Dataset records
╭──

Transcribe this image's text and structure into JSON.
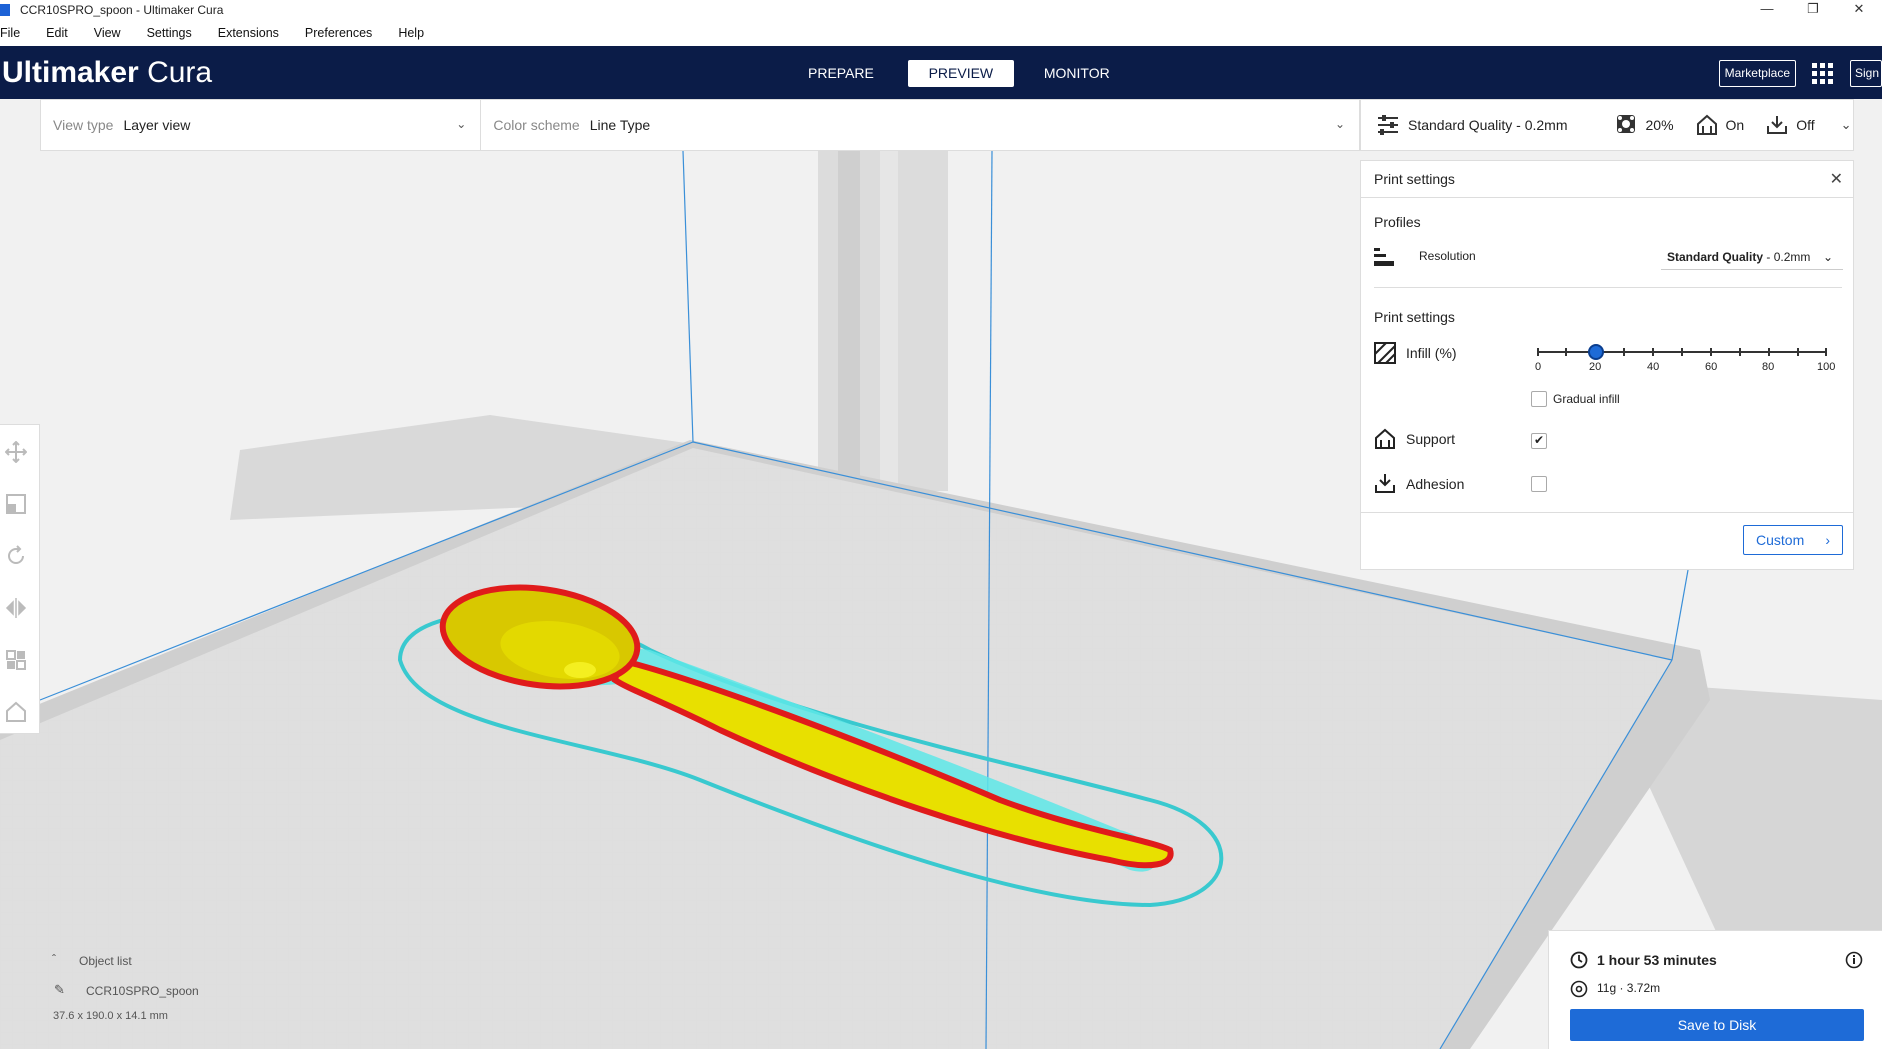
{
  "window": {
    "title": "CCR10SPRO_spoon - Ultimaker Cura",
    "minimize": "—",
    "restore": "❐",
    "close": "✕"
  },
  "menu": [
    "File",
    "Edit",
    "View",
    "Settings",
    "Extensions",
    "Preferences",
    "Help"
  ],
  "header": {
    "logo_bold": "Ultimaker",
    "logo_light": "Cura",
    "stages": [
      "PREPARE",
      "PREVIEW",
      "MONITOR"
    ],
    "active_stage": "PREVIEW",
    "marketplace": "Marketplace",
    "sign_in": "Sign in"
  },
  "viewbar": {
    "view_type_label": "View type",
    "view_type_value": "Layer view",
    "color_scheme_label": "Color scheme",
    "color_scheme_value": "Line Type"
  },
  "printbar": {
    "quality": "Standard Quality - 0.2mm",
    "infill": "20%",
    "support": "On",
    "adhesion": "Off"
  },
  "print_settings": {
    "title": "Print settings",
    "profiles_title": "Profiles",
    "resolution_label": "Resolution",
    "resolution_bold": "Standard Quality",
    "resolution_rest": " - 0.2mm",
    "section_title": "Print settings",
    "infill_label": "Infill (%)",
    "infill_value": 20,
    "infill_ticks": [
      "0",
      "20",
      "40",
      "60",
      "80",
      "100"
    ],
    "gradual_infill_label": "Gradual infill",
    "gradual_infill_checked": false,
    "support_label": "Support",
    "support_checked": true,
    "adhesion_label": "Adhesion",
    "adhesion_checked": false,
    "custom_button": "Custom"
  },
  "object_list": {
    "header": "Object list",
    "item": "CCR10SPRO_spoon",
    "dimensions": "37.6 x 190.0 x 14.1 mm"
  },
  "summary": {
    "time": "1 hour 53 minutes",
    "material": "11g · 3.72m",
    "save_button": "Save to Disk"
  },
  "colors": {
    "header_bg": "#0b1c48",
    "accent": "#1e6bd7",
    "spoon_wall": "#e01b1b",
    "spoon_skin": "#e8e000",
    "support": "#5ee8e8"
  }
}
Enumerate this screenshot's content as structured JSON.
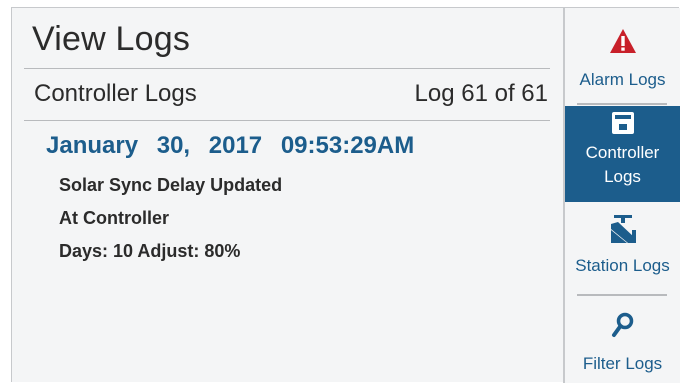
{
  "header": {
    "title": "View Logs"
  },
  "log_view": {
    "subtitle": "Controller Logs",
    "counter": "Log 61 of 61",
    "entry": {
      "date": "January 30, 2017",
      "time": "09:53:29AM",
      "lines": [
        "Solar Sync Delay Updated",
        "At Controller",
        "Days: 10 Adjust: 80%"
      ]
    }
  },
  "sidebar": {
    "items": [
      {
        "label": "Alarm Logs",
        "icon": "alarm-icon",
        "active": false
      },
      {
        "label_line1": "Controller",
        "label_line2": "Logs",
        "icon": "controller-icon",
        "active": true
      },
      {
        "label": "Station Logs",
        "icon": "valve-icon",
        "active": false
      },
      {
        "label": "Filter Logs",
        "icon": "magnifier-icon",
        "active": false
      }
    ]
  },
  "colors": {
    "accent": "#1c5d8c",
    "alarm": "#c8202a",
    "text": "#2b2b2b",
    "background": "#f4f5f6"
  }
}
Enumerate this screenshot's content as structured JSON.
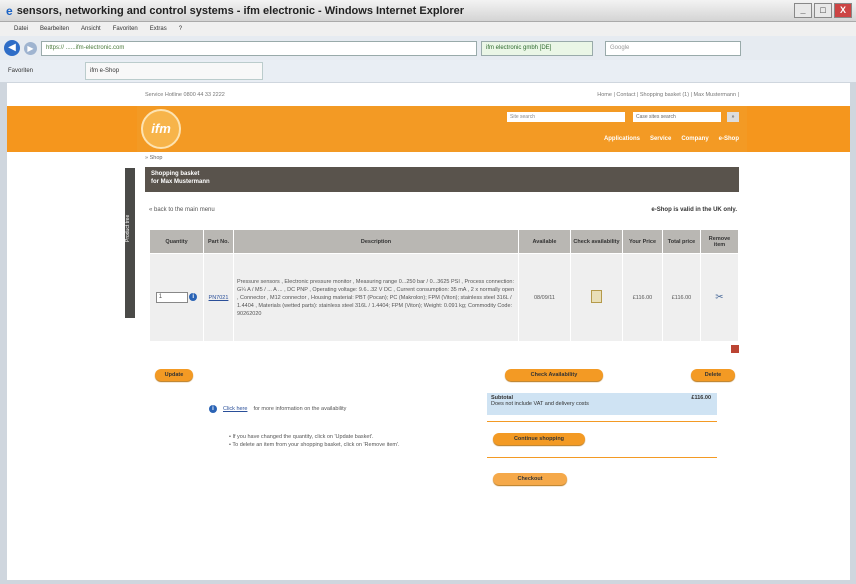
{
  "window": {
    "title": "sensors, networking and control systems - ifm electronic - Windows Internet Explorer",
    "buttons": [
      "_",
      "□",
      "X"
    ]
  },
  "menubar": [
    "Datei",
    "Bearbeiten",
    "Ansicht",
    "Favoriten",
    "Extras",
    "?"
  ],
  "address": {
    "url": "https:// ......ifm-electronic.com",
    "cert": "ifm electronic gmbh [DE]",
    "search_placeholder": "Google"
  },
  "favbar": {
    "favorites": "Favoriten",
    "tab": "ifm e-Shop"
  },
  "site": {
    "hotline": "Service Hotline 0800 44 33 2222",
    "toplinks": "Home | Contact | Shopping basket (1) | Max Mustermann | ",
    "logo": "ifm",
    "search_placeholder": "Site search",
    "search_scope": "Case sites search",
    "go": "»",
    "nav": [
      "Applications",
      "Service",
      "Company",
      "e-Shop"
    ],
    "breadcrumb": "» Shop",
    "side_tab": "Product tree"
  },
  "basket": {
    "title": "Shopping basket",
    "subtitle": "for Max Mustermann",
    "back_link": "« back to the main menu",
    "valid_note": "e-Shop is valid in the UK only.",
    "columns": [
      "Quantity",
      "Part No.",
      "Description",
      "Available",
      "Check availability",
      "Your Price",
      "Total price",
      "Remove item"
    ],
    "rows": [
      {
        "quantity": "1",
        "part_no": "PN7021",
        "description": "Pressure sensors , Electronic pressure monitor , Measuring range 0...250 bar / 0...3625 PSI , Process connection: G¼ A / M5 / ... A ... , DC PNP , Operating voltage: 9.6...32 V DC , Current consumption: 35 mA , 2 x normally open , Connector , M12 connector , Housing material: PBT (Pocan); PC (Makrolon); FPM (Viton); stainless steel 316L / 1.4404 , Materials (wetted parts): stainless steel 316L / 1.4404; FPM (Viton); Weight: 0.091 kg; Commodity Code: 90262020",
        "available": "08/09/11",
        "your_price": "£116.00",
        "total_price": "£116.00"
      }
    ],
    "update_button": "Update",
    "check_availability_button": "Check Availability",
    "delete_button": "Delete",
    "availability_info_link": "Click here",
    "availability_info_text": "for more information on the availability",
    "hints": [
      "If you have changed the quantity, click on 'Update basket'.",
      "To delete an item from your shopping basket, click on 'Remove item'."
    ],
    "subtotal_label": "Subtotal",
    "subtotal_note": "Does not include VAT and delivery costs",
    "subtotal_value": "£116.00",
    "continue_button": "Continue shopping",
    "checkout_button": "Checkout"
  }
}
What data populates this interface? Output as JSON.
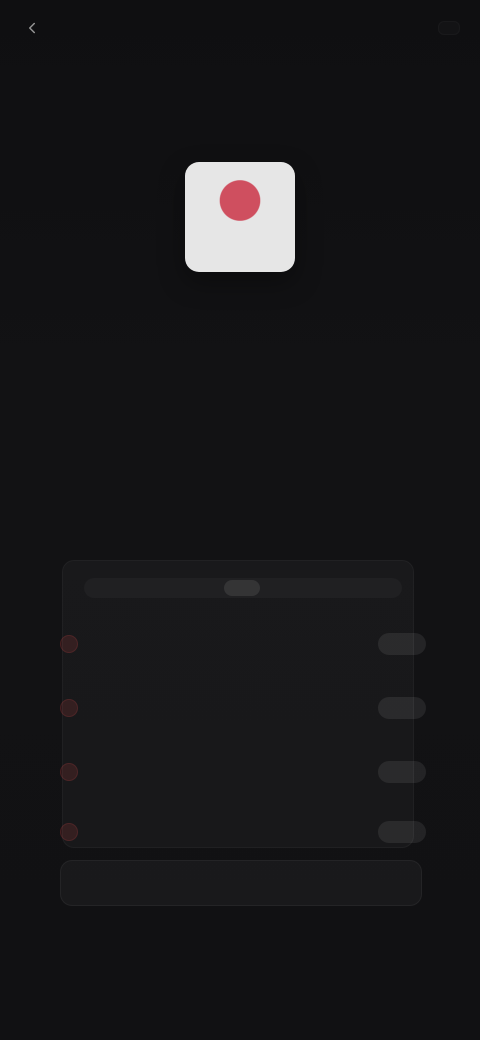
{
  "topbar": {
    "back_label": "",
    "action_label": ""
  },
  "header": {
    "title": ""
  },
  "section1": {
    "label": "",
    "text_line1": "",
    "text_line2": ""
  },
  "block": {
    "title": "",
    "description": ""
  },
  "rows": [
    {
      "label": "",
      "pill": ""
    },
    {
      "label": "",
      "pill": ""
    },
    {
      "label": "",
      "pill": ""
    },
    {
      "label": "",
      "pill": ""
    }
  ],
  "primary_button": {
    "label": ""
  },
  "footer": {
    "link": "",
    "corner": ""
  }
}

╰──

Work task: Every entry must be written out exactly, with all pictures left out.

Result for this exercise:
Transcribe this image's text and structure into JSON.
{
  "window": {
    "title": "CCR10SPRO_spoon - Ultimaker Cura",
    "minimize": "—",
    "restore": "❐",
    "close": "✕"
  },
  "menu": [
    "File",
    "Edit",
    "View",
    "Settings",
    "Extensions",
    "Preferences",
    "Help"
  ],
  "header": {
    "logo_bold": "Ultimaker",
    "logo_light": "Cura",
    "stages": [
      "PREPARE",
      "PREVIEW",
      "MONITOR"
    ],
    "active_stage": "PREVIEW",
    "marketplace": "Marketplace",
    "sign_in": "Sign in"
  },
  "viewbar": {
    "view_type_label": "View type",
    "view_type_value": "Layer view",
    "color_scheme_label": "Color scheme",
    "color_scheme_value": "Line Type"
  },
  "printbar": {
    "quality": "Standard Quality - 0.2mm",
    "infill": "20%",
    "support": "On",
    "adhesion": "Off"
  },
  "print_settings": {
    "title": "Print settings",
    "profiles_title": "Profiles",
    "resolution_label": "Resolution",
    "resolution_bold": "Standard Quality",
    "resolution_rest": " - 0.2mm",
    "section_title": "Print settings",
    "infill_label": "Infill (%)",
    "infill_value": 20,
    "infill_ticks": [
      "0",
      "20",
      "40",
      "60",
      "80",
      "100"
    ],
    "gradual_infill_label": "Gradual infill",
    "gradual_infill_checked": false,
    "support_label": "Support",
    "support_checked": true,
    "adhesion_label": "Adhesion",
    "adhesion_checked": false,
    "custom_button": "Custom"
  },
  "object_list": {
    "header": "Object list",
    "item": "CCR10SPRO_spoon",
    "dimensions": "37.6 x 190.0 x 14.1 mm"
  },
  "summary": {
    "time": "1 hour 53 minutes",
    "material": "11g · 3.72m",
    "save_button": "Save to Disk"
  },
  "colors": {
    "header_bg": "#0b1c48",
    "accent": "#1e6bd7",
    "spoon_wall": "#e01b1b",
    "spoon_skin": "#e8e000",
    "support": "#5ee8e8"
  }
}
Enumerate this screenshot's content as structured JSON.
{
  "header": {
    "title": "View Logs"
  },
  "log_view": {
    "subtitle": "Controller Logs",
    "counter": "Log 61 of 61",
    "entry": {
      "date": "January 30, 2017",
      "time": "09:53:29AM",
      "lines": [
        "Solar Sync Delay Updated",
        "At Controller",
        "Days: 10 Adjust: 80%"
      ]
    }
  },
  "sidebar": {
    "items": [
      {
        "label": "Alarm Logs",
        "icon": "alarm-icon",
        "active": false
      },
      {
        "label_line1": "Controller",
        "label_line2": "Logs",
        "icon": "controller-icon",
        "active": true
      },
      {
        "label": "Station Logs",
        "icon": "valve-icon",
        "active": false
      },
      {
        "label": "Filter Logs",
        "icon": "magnifier-icon",
        "active": false
      }
    ]
  },
  "colors": {
    "accent": "#1c5d8c",
    "alarm": "#c8202a",
    "text": "#2b2b2b",
    "background": "#f4f5f6"
  }
}
Enumerate this screenshot's content as structured JSON.
{
  "window": {
    "title": "sensors, networking and control systems - ifm electronic - Windows Internet Explorer",
    "buttons": [
      "_",
      "□",
      "X"
    ]
  },
  "menubar": [
    "Datei",
    "Bearbeiten",
    "Ansicht",
    "Favoriten",
    "Extras",
    "?"
  ],
  "address": {
    "url": "https:// ......ifm-electronic.com",
    "cert": "ifm electronic gmbh [DE]",
    "search_placeholder": "Google"
  },
  "favbar": {
    "favorites": "Favoriten",
    "tab": "ifm e-Shop"
  },
  "site": {
    "hotline": "Service Hotline 0800 44 33 2222",
    "toplinks": "Home | Contact | Shopping basket (1) | Max Mustermann | ",
    "logo": "ifm",
    "search_placeholder": "Site search",
    "search_scope": "Case sites search",
    "go": "»",
    "nav": [
      "Applications",
      "Service",
      "Company",
      "e-Shop"
    ],
    "breadcrumb": "» Shop",
    "side_tab": "Product tree"
  },
  "basket": {
    "title": "Shopping basket",
    "subtitle": "for Max Mustermann",
    "back_link": "« back to the main menu",
    "valid_note": "e-Shop is valid in the UK only.",
    "columns": [
      "Quantity",
      "Part No.",
      "Description",
      "Available",
      "Check availability",
      "Your Price",
      "Total price",
      "Remove item"
    ],
    "rows": [
      {
        "quantity": "1",
        "part_no": "PN7021",
        "description": "Pressure sensors , Electronic pressure monitor , Measuring range 0...250 bar / 0...3625 PSI , Process connection: G¼ A / M5 / ... A ... , DC PNP , Operating voltage: 9.6...32 V DC , Current consumption: 35 mA , 2 x normally open , Connector , M12 connector , Housing material: PBT (Pocan); PC (Makrolon); FPM (Viton); stainless steel 316L / 1.4404 , Materials (wetted parts): stainless steel 316L / 1.4404; FPM (Viton); Weight: 0.091 kg; Commodity Code: 90262020",
        "available": "08/09/11",
        "your_price": "£116.00",
        "total_price": "£116.00"
      }
    ],
    "update_button": "Update",
    "check_availability_button": "Check Availability",
    "delete_button": "Delete",
    "availability_info_link": "Click here",
    "availability_info_text": "for more information on the availability",
    "hints": [
      "If you have changed the quantity, click on 'Update basket'.",
      "To delete an item from your shopping basket, click on 'Remove item'."
    ],
    "subtotal_label": "Subtotal",
    "subtotal_note": "Does not include VAT and delivery costs",
    "subtotal_value": "£116.00",
    "continue_button": "Continue shopping",
    "checkout_button": "Checkout"
  }
}
What data populates this interface? Output as JSON.
{
  "topbar": {
    "back_label": "",
    "action_label": ""
  },
  "header": {
    "title": ""
  },
  "section1": {
    "label": "",
    "text_line1": "",
    "text_line2": ""
  },
  "block": {
    "title": "",
    "description": ""
  },
  "rows": [
    {
      "label": "",
      "pill": ""
    },
    {
      "label": "",
      "pill": ""
    },
    {
      "label": "",
      "pill": ""
    },
    {
      "label": "",
      "pill": ""
    }
  ],
  "primary_button": {
    "label": ""
  },
  "footer": {
    "link": "",
    "corner": ""
  }
}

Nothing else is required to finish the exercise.